## Task description
Go through the records underneath and count the lines that include the string "kodluyoruzilkrepo". Give nothing but the number.

App and web page records
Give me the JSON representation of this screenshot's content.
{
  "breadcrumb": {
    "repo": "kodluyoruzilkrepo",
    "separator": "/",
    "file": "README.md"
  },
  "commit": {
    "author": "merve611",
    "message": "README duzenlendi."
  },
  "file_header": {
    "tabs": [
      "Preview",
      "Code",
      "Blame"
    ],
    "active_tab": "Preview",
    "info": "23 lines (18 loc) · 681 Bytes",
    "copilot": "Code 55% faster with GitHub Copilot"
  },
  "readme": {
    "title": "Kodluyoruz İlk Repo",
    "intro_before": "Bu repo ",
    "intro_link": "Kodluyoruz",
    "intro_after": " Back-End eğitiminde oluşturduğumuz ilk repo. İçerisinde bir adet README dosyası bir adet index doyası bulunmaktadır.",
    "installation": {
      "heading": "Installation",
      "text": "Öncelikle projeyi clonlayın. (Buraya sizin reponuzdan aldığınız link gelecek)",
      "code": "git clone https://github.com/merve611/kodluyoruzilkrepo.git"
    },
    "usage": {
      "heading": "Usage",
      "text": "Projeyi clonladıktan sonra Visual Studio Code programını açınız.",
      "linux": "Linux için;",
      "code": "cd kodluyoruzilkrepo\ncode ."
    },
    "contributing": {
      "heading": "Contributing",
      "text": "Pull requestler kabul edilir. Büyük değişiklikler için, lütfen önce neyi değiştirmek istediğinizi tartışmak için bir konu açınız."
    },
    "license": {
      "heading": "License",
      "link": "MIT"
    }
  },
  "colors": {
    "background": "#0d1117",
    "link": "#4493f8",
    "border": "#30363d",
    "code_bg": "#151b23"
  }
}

## Written response
3